Professor discusses critic John Ruskin
USC hosted the John Ruskin Art Club, the oldest arts and cultural association in Los Angeles, Thursday night at Doheny Library for a lecture on the club’s founder, John Ruskin.
“This is really our home,” said club president Gabriel Meyer, before the lecture. “The Ruskin Art Club was involved with USC since 1905 so we go back a long way with USC. Many of the wives of the founders of USC were a part of the Ruskin Art Club and established a deep connection there. More recently, we donated our historic archives to the USC special collections, and we are very proud to have them here.”

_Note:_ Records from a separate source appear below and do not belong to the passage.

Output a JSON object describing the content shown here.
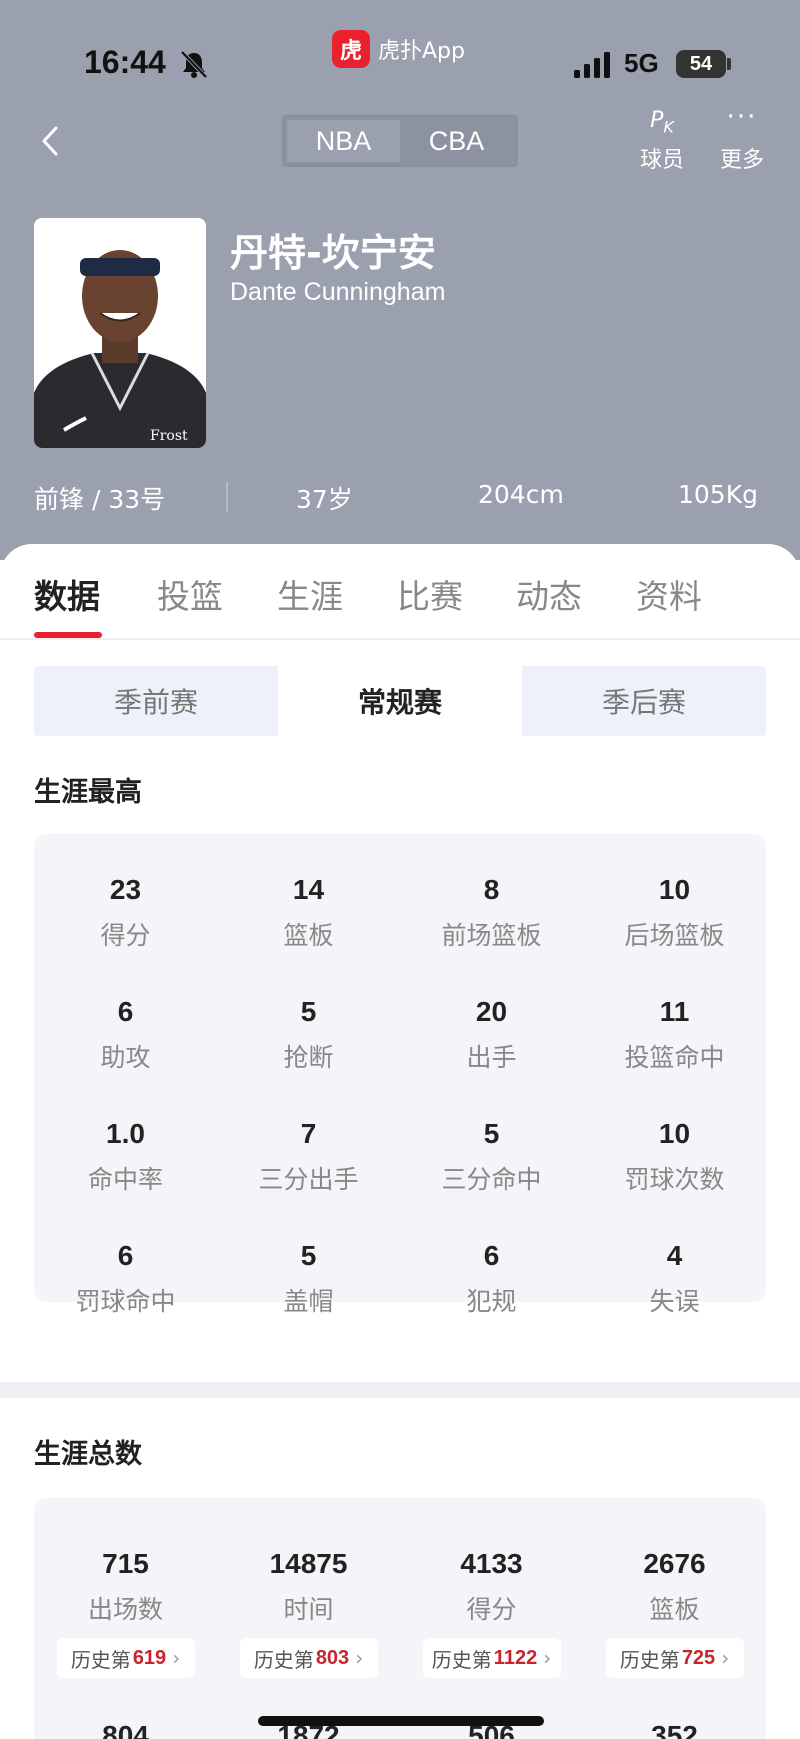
{
  "status_bar": {
    "time": "16:44",
    "app_logo_glyph": "虎",
    "app_name": "虎扑App",
    "network": "5G",
    "battery": "54"
  },
  "nav": {
    "leagues": [
      "NBA",
      "CBA"
    ],
    "active_league": "NBA",
    "pk_label": "球员",
    "pk_icon_text": "P",
    "pk_icon_sub": "K",
    "more_label": "更多",
    "more_icon_text": "···"
  },
  "player": {
    "name_cn": "丹特-坎宁安",
    "name_en": "Dante Cunningham",
    "position": "前锋 / 33号",
    "age": "37岁",
    "height": "204cm",
    "weight": "105Kg",
    "jersey_logo": "Frost"
  },
  "tabs": [
    "数据",
    "投篮",
    "生涯",
    "比赛",
    "动态",
    "资料"
  ],
  "seasons": [
    "季前赛",
    "常规赛",
    "季后赛"
  ],
  "career_high": {
    "title": "生涯最高",
    "stats": [
      {
        "value": "23",
        "label": "得分"
      },
      {
        "value": "14",
        "label": "篮板"
      },
      {
        "value": "8",
        "label": "前场篮板"
      },
      {
        "value": "10",
        "label": "后场篮板"
      },
      {
        "value": "6",
        "label": "助攻"
      },
      {
        "value": "5",
        "label": "抢断"
      },
      {
        "value": "20",
        "label": "出手"
      },
      {
        "value": "11",
        "label": "投篮命中"
      },
      {
        "value": "1.0",
        "label": "命中率"
      },
      {
        "value": "7",
        "label": "三分出手"
      },
      {
        "value": "5",
        "label": "三分命中"
      },
      {
        "value": "10",
        "label": "罚球次数"
      },
      {
        "value": "6",
        "label": "罚球命中"
      },
      {
        "value": "5",
        "label": "盖帽"
      },
      {
        "value": "6",
        "label": "犯规"
      },
      {
        "value": "4",
        "label": "失误"
      }
    ]
  },
  "career_total": {
    "title": "生涯总数",
    "rank_prefix": "历史第",
    "stats": [
      {
        "value": "715",
        "label": "出场数",
        "rank": "619"
      },
      {
        "value": "14875",
        "label": "时间",
        "rank": "803"
      },
      {
        "value": "4133",
        "label": "得分",
        "rank": "1122"
      },
      {
        "value": "2676",
        "label": "篮板",
        "rank": "725"
      }
    ],
    "next_row_partial": [
      "804",
      "1872",
      "506",
      "352"
    ]
  }
}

The lecture, given by Cambridge professor and noteworthy Ruskin expert Clive Wilmer, dramatized the ways in which Ruskin’s sociological ideals are still applicable today. Ruskin’s articles, which praised English artist J. M. W. Turner’s paintings as “true” art, persuaded audiences that nature is wonderful and that people should pay attention to it to save it.
“He claimed that such industrial capitalism was taking over and destroying the world,” Wilmer said. “How the skies are darkening. How there is more and more pollution in the air. How the snow is melting. Sound familiar?”
Ruskin, who is largely associated with the “Arts and Crafts” movement that grew out of his writing, is highly influential in the United States. Ruskin lived in Manchester, England, which was then regarded as the center of Britain’s newly acquired wealth and site of mass poverty and social stratification as a result of factories of the Industrial Revolution.
Wilmer said that 150 years ago, John Ruskin was trying to tell his audience that the world was falling apart and no one was paying attention. Ruskin said that like painting, where the message is inseparable from the medium, the language of poetry cannot be understood without the words and the rhythms. Rather than simply dictionary definitions, meaning is a matter of context, sound and rhythm.
Ruth Weisberg, professor of fine arts at USC, said she aims to carry out Ruskin’s vision through her classes at USC.
“The actual work is physical work done in a way that harkens back 500 years ago,” Weisberg said. “I teach drawing based on observation and based on apprehension of form and the poetry of the visual. I do not deny imagination, but I want the hand that is trained.”
“Many people believe in the term “deskilling” but it is very important to me that we are still teaching students based on observation and training one’s hand and eye,” she said. “Giving them something so real and enduring. And I am very proud that will continue here at USC.”
Correction: An earlier version of this article stated Professor Jim Spaces gave the lecture. Spaces introduced the main lecturer, Clive Wilmer. It also stated that Ruskin was active 300 years ago. He was active 150 years ago. The Daily Trojan regrets the errors.